Remember the WaterColorBot? Ever wonder what goes into manufacturing a kit like it? Well the folks over at Evil Mad Scientist just spilled the beans.
It’s a great insight on how these kits are typically made in a manufacturing environment, especially if you happen to be the founders of a rather successful Kickstarter project like the WaterColorBot by [SuperAwesomeSylvia]. The article goes into great detail on minimizing material waste during CNC routing, mass producing laser engravings using a jig, hardware assembly, and finicky assembly of some of the more complex components. Not to mention boxing, storing, and packaging the finished products!
We’re happy to hear the WaterColorBot is officially shipping now, and available for purchase — Seems like they were only off by a month or so for their kickstarter delivery goals.

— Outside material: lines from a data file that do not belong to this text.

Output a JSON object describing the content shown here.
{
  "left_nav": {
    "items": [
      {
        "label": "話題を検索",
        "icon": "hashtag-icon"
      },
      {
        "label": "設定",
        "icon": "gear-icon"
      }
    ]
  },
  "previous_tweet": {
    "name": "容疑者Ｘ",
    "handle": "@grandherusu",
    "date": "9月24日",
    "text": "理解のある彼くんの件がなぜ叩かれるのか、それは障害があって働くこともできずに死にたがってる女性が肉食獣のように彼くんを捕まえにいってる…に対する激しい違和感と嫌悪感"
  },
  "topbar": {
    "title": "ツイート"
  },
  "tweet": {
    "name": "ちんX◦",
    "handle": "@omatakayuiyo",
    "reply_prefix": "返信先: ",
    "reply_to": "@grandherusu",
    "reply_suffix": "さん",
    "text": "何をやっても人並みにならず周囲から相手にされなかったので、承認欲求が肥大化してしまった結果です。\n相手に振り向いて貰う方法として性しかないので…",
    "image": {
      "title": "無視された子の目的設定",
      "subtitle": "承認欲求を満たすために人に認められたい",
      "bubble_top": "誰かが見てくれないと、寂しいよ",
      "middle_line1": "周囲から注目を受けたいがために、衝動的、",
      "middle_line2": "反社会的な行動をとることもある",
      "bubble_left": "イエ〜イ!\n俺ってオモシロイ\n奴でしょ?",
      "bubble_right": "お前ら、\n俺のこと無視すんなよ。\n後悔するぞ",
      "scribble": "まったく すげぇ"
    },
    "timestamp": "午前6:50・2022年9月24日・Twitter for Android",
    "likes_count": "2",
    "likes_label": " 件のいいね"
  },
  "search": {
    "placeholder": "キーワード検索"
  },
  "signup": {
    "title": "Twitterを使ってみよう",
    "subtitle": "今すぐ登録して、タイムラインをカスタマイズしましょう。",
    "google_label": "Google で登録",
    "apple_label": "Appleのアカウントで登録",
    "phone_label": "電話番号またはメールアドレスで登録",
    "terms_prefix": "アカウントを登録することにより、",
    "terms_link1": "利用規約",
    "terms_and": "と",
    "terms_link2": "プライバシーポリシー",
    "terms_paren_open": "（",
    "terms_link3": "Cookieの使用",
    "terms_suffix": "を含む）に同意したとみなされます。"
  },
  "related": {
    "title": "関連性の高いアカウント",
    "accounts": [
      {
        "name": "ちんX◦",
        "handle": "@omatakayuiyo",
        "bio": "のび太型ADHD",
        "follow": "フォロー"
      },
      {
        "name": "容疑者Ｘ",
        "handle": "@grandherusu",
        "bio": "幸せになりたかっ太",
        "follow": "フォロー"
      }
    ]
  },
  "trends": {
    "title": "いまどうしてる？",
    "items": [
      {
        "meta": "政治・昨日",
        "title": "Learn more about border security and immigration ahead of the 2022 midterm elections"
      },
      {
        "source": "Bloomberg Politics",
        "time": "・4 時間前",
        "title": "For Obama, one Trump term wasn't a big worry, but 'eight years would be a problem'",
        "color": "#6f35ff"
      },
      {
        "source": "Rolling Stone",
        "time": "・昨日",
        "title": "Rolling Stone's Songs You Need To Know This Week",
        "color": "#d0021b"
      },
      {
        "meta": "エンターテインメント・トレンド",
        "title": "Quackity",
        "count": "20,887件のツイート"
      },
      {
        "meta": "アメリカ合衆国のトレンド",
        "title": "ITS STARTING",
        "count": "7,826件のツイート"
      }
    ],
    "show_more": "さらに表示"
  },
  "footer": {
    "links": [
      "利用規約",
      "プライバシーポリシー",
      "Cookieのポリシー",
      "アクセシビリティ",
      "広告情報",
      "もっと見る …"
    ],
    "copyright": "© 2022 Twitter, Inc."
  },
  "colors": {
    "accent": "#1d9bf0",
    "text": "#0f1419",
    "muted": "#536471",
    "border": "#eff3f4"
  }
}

Remember our recent post about one of these WaterColorBots out in the wild? One was used to create art using inputs from driving a real car!
Here’s an amazing conference we really wish we could have been at — Barbot 2013: a celebration of booze serving robotic masterpieces.
Lucky for us though, the folks over at Evil Mad Scientist did have the opportunity to attend — and they took lots of pictures. There is just so much awesome it is hard to pick our favorite barbot, but the one shown above is definitely a contender. It’s the Schrödinger’s Martini. While the box is closed, the amount of vermouth poured is indeterminate until observed. Classic.
Another one that popped out at us was the 500SW, which became more affectionately known as Dance Dance Intoxication, which apparently judged you based on your dancing skills and then poured you a drink — appropriate to your moves.
Click through and see for yourself, but here’s a couple other related posts from our past, remember the Cooler Master Advanced Beer Delivery System? How about the amazing conveyor belt driven, alcohol dispensing Inebriator? There are just so many ways to have fun with the concept it’s hard not to try your hand at building one at home.
Halloween is a scary time for the little ones. It’s dark, they can barely see through their injection molded Spiderman masks, but it’s all worth it for the candy.
Our friends over at Evil Mad Scientist Labs have produced a pumpkin that moves on its own. The little pumpkin was disemboweled from the bottom and its guts were replaced by a simple robot. Three Lego wheels provide this base with one attached to a continuous rotation servo that provides the motion. The device is powered by 3 AAA batteries and powered by an Atmel ATtiny2313 microcontroller. For added terror there are two green LEDs that act as ghoulish eyes.
We’ve embedded the video of the Rovin Pumpkin in action after the break. This is a wonderfully simple way to spice up your front porch decorations on All Hallows’ Eve. Continue reading “Scare ‘em silly with a moving pumpkin”